The Impact of Price, Tax, and Advertising Policies on Alcohol Use in Argentina, Bolivia, Chile, and Peru

Alcohol consumption in the Americas comes at a considerable cost. In 2000, it accounted for approximately 5% of all deaths and 9.7% of all disability-adjusted life years (DALY) lost. DALY is a measure of overall disease burden expressed as the number of years lost as a result of poor health, disability, or early death. There is strong evidence that policies that increase the price of alcohol and address the volume of alcohol advertising are effective at reducing alcohol consumption. Despite a relatively large body of work, nearly all studies that have examined the impact of pricing, taxation, or advertising policies on alcohol use have been conducted using data from the United States or other high-income countries. A scoping review identified a single study conducted with data from Latin America. This research project will address that gap. It will examine the impact of pricing, taxation, and advertising policies on alcohol consumption, using individual- and household-level data and rigorous statistical methods, in four South American low- and middle-income countries: Argentina, Bolivia, Chile, and Peru. Researchers will link national survey data from a large number of existing datasets to price data obtained from national statistical agencies and market research organizations. It will also use self-reported prices and unit values, when available. The project will specifically aim to examine the following: -impact of alcohol pricing, taxation, and advertising policies on alcohol onset -impact of alcohol prices and taxes on the number of users vs. non-users and consumption -influence of socio-economic status, gender, and age on the relationship between alcohol pricing, taxation, and advertising policies and alcohol use -impact of tobacco prices on alcohol use. The researchers will work with knowledge-transfer platform teams and decision-makers in Argentina, Bolivia, Chile, and Peru to design a tailored knowledge transfer and exchange strategy. The research will provide important evidence on the potential benefits and limitations of current tax and advertising strategies in the four countries.

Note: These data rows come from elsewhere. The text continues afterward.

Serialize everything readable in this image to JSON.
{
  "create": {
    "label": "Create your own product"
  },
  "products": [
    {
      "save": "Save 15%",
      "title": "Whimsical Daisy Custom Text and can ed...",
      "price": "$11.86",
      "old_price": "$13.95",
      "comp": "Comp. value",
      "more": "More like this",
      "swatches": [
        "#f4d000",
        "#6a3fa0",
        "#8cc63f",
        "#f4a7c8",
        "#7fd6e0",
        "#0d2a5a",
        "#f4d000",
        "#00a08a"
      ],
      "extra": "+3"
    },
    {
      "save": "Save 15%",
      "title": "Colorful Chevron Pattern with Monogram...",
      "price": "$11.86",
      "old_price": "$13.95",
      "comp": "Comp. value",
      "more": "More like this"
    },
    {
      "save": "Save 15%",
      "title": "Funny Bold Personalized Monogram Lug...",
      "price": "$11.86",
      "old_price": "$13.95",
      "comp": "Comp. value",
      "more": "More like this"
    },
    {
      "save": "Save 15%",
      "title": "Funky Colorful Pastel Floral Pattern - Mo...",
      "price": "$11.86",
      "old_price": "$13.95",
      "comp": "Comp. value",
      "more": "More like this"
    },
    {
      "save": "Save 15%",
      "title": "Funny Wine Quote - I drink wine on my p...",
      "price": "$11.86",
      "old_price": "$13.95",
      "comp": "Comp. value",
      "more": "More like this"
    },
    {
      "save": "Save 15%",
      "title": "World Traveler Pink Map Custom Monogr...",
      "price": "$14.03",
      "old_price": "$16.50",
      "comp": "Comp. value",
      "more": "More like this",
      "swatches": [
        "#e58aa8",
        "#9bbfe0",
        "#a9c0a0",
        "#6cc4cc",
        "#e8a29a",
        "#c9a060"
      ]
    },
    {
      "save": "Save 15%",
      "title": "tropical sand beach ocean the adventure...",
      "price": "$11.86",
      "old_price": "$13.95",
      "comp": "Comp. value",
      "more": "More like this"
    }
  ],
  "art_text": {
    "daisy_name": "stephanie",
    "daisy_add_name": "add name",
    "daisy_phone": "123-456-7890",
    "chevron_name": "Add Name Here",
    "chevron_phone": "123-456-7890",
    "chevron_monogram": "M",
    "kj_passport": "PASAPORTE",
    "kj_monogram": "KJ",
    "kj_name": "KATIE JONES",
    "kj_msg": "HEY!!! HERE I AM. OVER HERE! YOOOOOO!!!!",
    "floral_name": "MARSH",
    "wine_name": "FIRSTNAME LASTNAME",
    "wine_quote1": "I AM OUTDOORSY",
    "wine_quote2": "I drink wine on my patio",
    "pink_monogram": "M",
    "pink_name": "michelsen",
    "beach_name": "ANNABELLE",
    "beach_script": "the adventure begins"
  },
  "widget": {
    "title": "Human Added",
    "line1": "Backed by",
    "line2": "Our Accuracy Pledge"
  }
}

Project ID

107206

Project status

Completed

End Date

Tuesday, July 11, 2017

Duration

36 months

IDRC Officer

Natacha Lecours

Total funding

CA$ 251,500

Countries

Argentina, Bolivia, Chile, Peru

Program

Food, Environment, and Health

Project Leader

Guillermo Raúl Paraje

Institution

Universidad Adolfo Ibáñez

Institution Country

Chile

Institution Website

http://www.uai.cl